Private pensions come in two varieties: Traditional pensions, in which the employer provides a "defined benefit" to the retiring employee. (The number of such plans has been shrinking.) And "defined contribution" pensions, such as 401(k)s for business and 403(b)s for nonprofits. (These have been growing in number.)
Under a defined-benefit plan, the employer takes and manages the investment risk. Because of the weak stock market and low interest rates, that corporate burden worsened in 2002. A study by Wilshire Associates finds that pension assets for firms in the Standard & Poor's 500 index dropped $106 billion to $892 billion in 2002. In the same year, their pension liabilities rose $105 billion to $1.07 trillion. Nearly 9 of 10 plans are underfunded.
Company contributions to their plans almost quadrupled in 2002 to $41 billion from $12 billion in 2001. During the stock-market boom of the 1990s, most plans were overfunded.
Another new study, by FTI Consulting, calculates that of the 354 companies among the S&P 500 with defined-benefit plans, 215 will have to make additional contributions exceeding $36 billion this year to comply with the law. FTI Consulting, of Annapolis, Md., figures these contributions are for most companies "relatively manageable."
Nonetheless, they reduce profits and capital available for company projects.
Business has been pressing Congress to ease the burden by changing the law governing how pension plans calculate their obligations. Instead of reckoning the future return of their assets on the basis of the 30-year Treasury bond rate, companies would be allowed to use the higher rate of long-term corporate bonds.
David Certner, director of federal affairs for AARP, an organization with millions of older people as members, doesn't mind such a change if it is confined to calculating needed contributions to a pension plan. But he terms the change "outrageous" if used to reckon the value of lump-sum pension payments to workers leaving a firm. That's because a 2 percentage point increase shrinks a $100,000 lump sum by $25,000.
The interest-rate change is part of a much broader pension bill proposed by Reps. Rob Portman (R) of Ohio and Ben Cardin (D) of Maryland. Other provisions would cost $100 billion over 10 years in lost federal revenues. It has been taken back for revisions to reduce the cost. A revised bill could pass the House this summer, Mr. Certner says.
To shrink pension costs in this economic slowdown, some companies have suspended their matching contributions to their employees' 401(k) plans. A forthcoming study by Ms. Munnell's think tank lists 15 big firms doing so.

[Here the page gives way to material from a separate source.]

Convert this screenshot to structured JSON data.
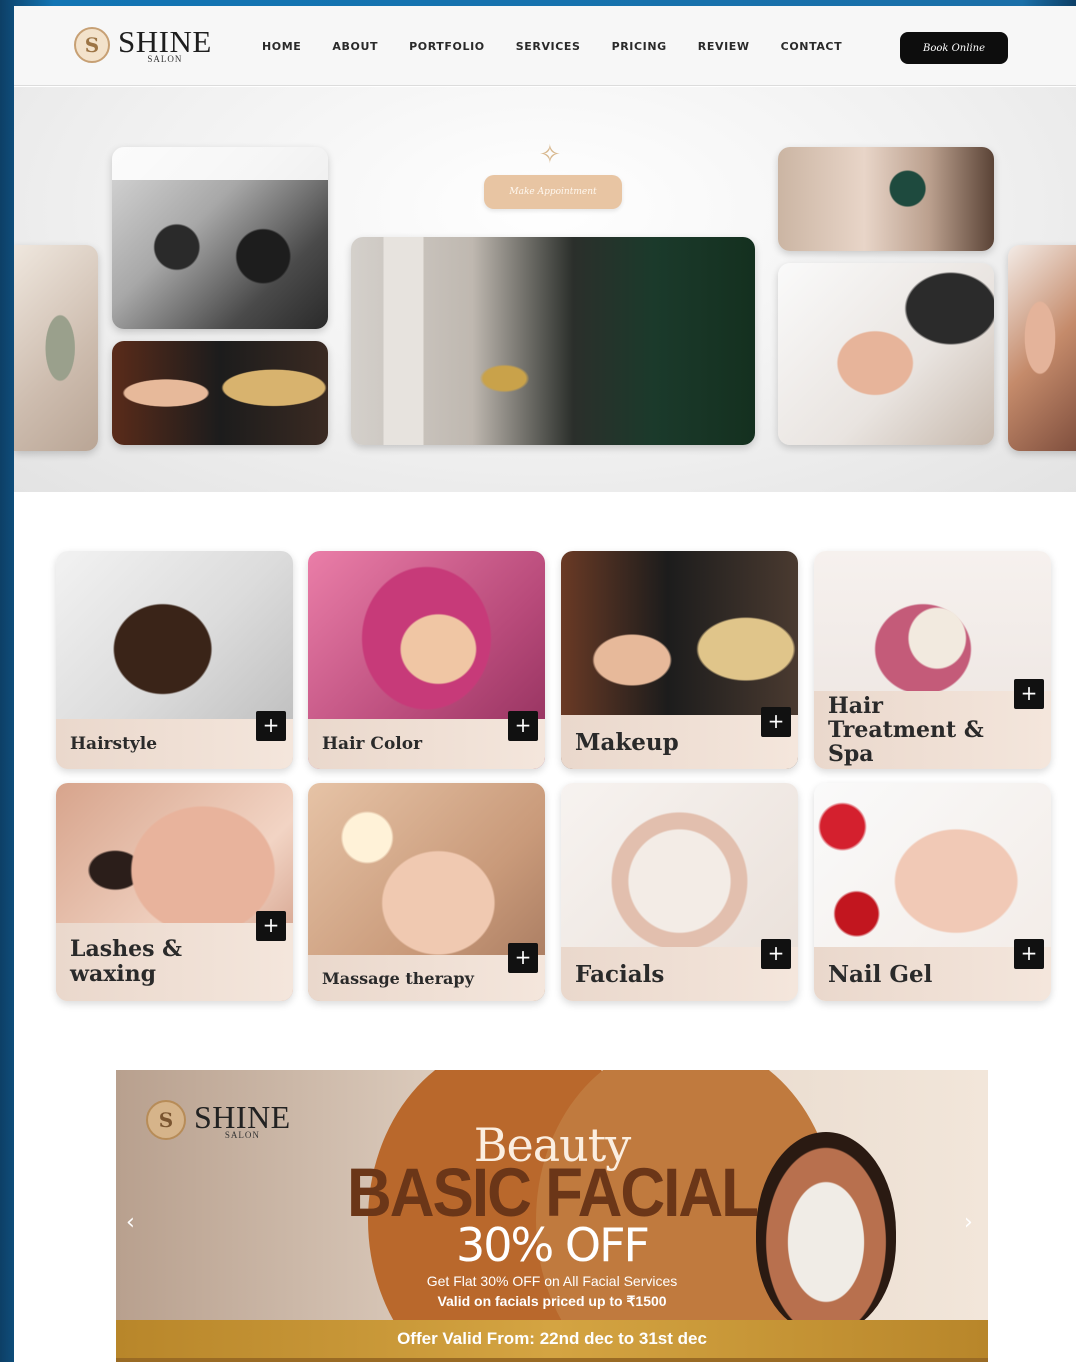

That will diminish the assets available upon retirement and discourage some employees from participating in the plans. As it is, 401(k)-type plans are already much riskier for employees. Employees must choose whether to participate, where and how much to invest, how to reallocate the funds into more stable investments as they age, what to do with the funds in a plan should they change jobs, and how to allocate the funds when they retire.
Munnell says many, if not most, individuals are making mistakes. Some 25 percent of employees on average don't join the plans. Only 10 percent set aside in their 401(k) plan the maximum amount allowed under the law. Many invest too much in their own firm's stock or do not diversify their investments in other ways. Relatively few rebalance their portfolios to include more conservative investments in more senior years.

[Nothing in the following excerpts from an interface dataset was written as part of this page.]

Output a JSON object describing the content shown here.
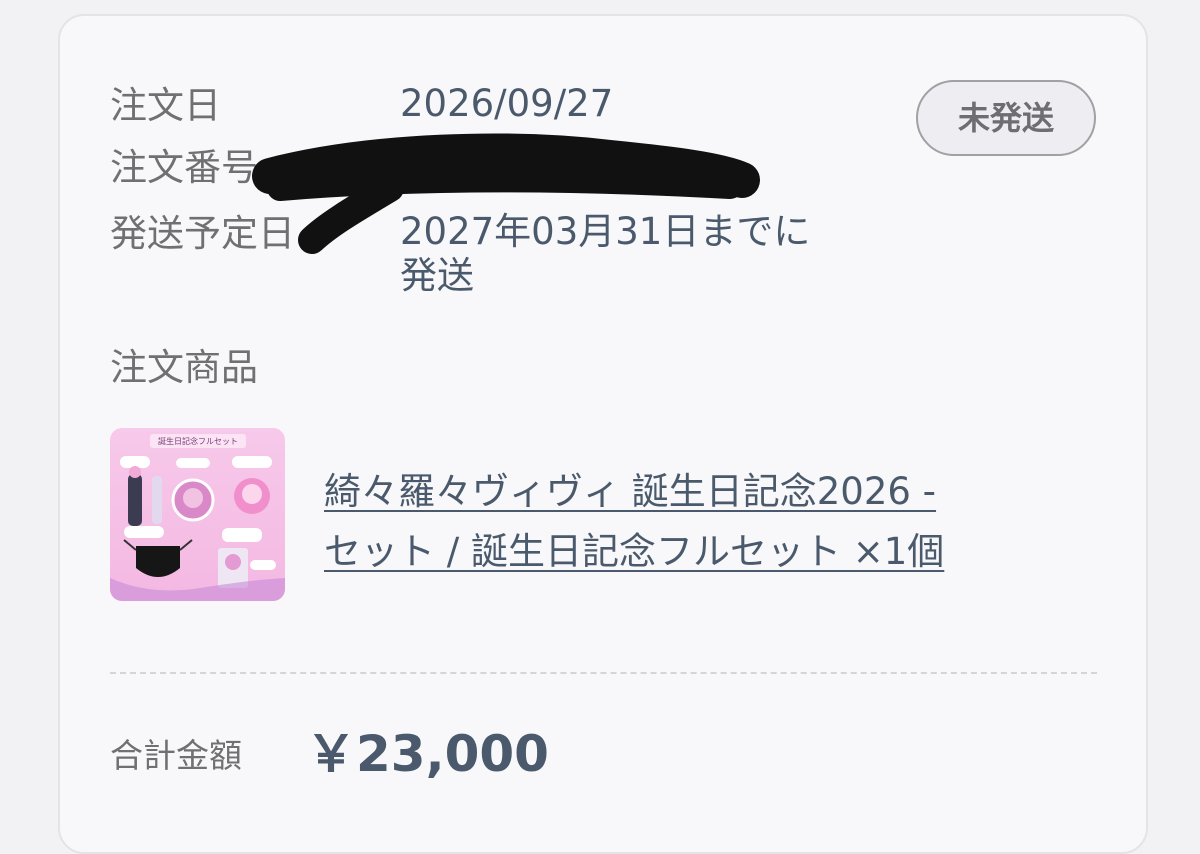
{
  "order": {
    "date_label": "注文日",
    "date_value": "2026/09/27",
    "number_label": "注文番号",
    "ship_label": "発送予定日",
    "ship_value_line1": "2027年03月31日までに",
    "ship_value_line2": "発送",
    "status": "未発送"
  },
  "items": {
    "section_label": "注文商品",
    "product_line1": "綺々羅々ヴィヴィ 誕生日記念2026 -",
    "product_line2": "セット / 誕生日記念フルセット ×1個",
    "thumbnail_caption": "誕生日記念フルセット"
  },
  "summary": {
    "total_label": "合計金額",
    "total_value": "￥23,000"
  }
}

Just as everyone need not learn carpentry to build their own homes, not everyone should have to learn investing to manage their own retirement plans, Munnel argues. She would like the law changed so companies could automatically carry out key investment decisions for employees - unless they opt out of any of these decisions at any time. For instance, new employees would be automatically enrolled in a 401(k) plan at a level to take full advantage of the employer's matching contribution.
"People should take a close look at what they have" in the way of retirement money, says Christian Heller, a retirement specialist at the Economic Policy Institute in Washington. "If all these trends are combined, it doesn't look good for current workers." A third of working households, he calculates, will have inadequate pension funds for a basic standard of living on retirement.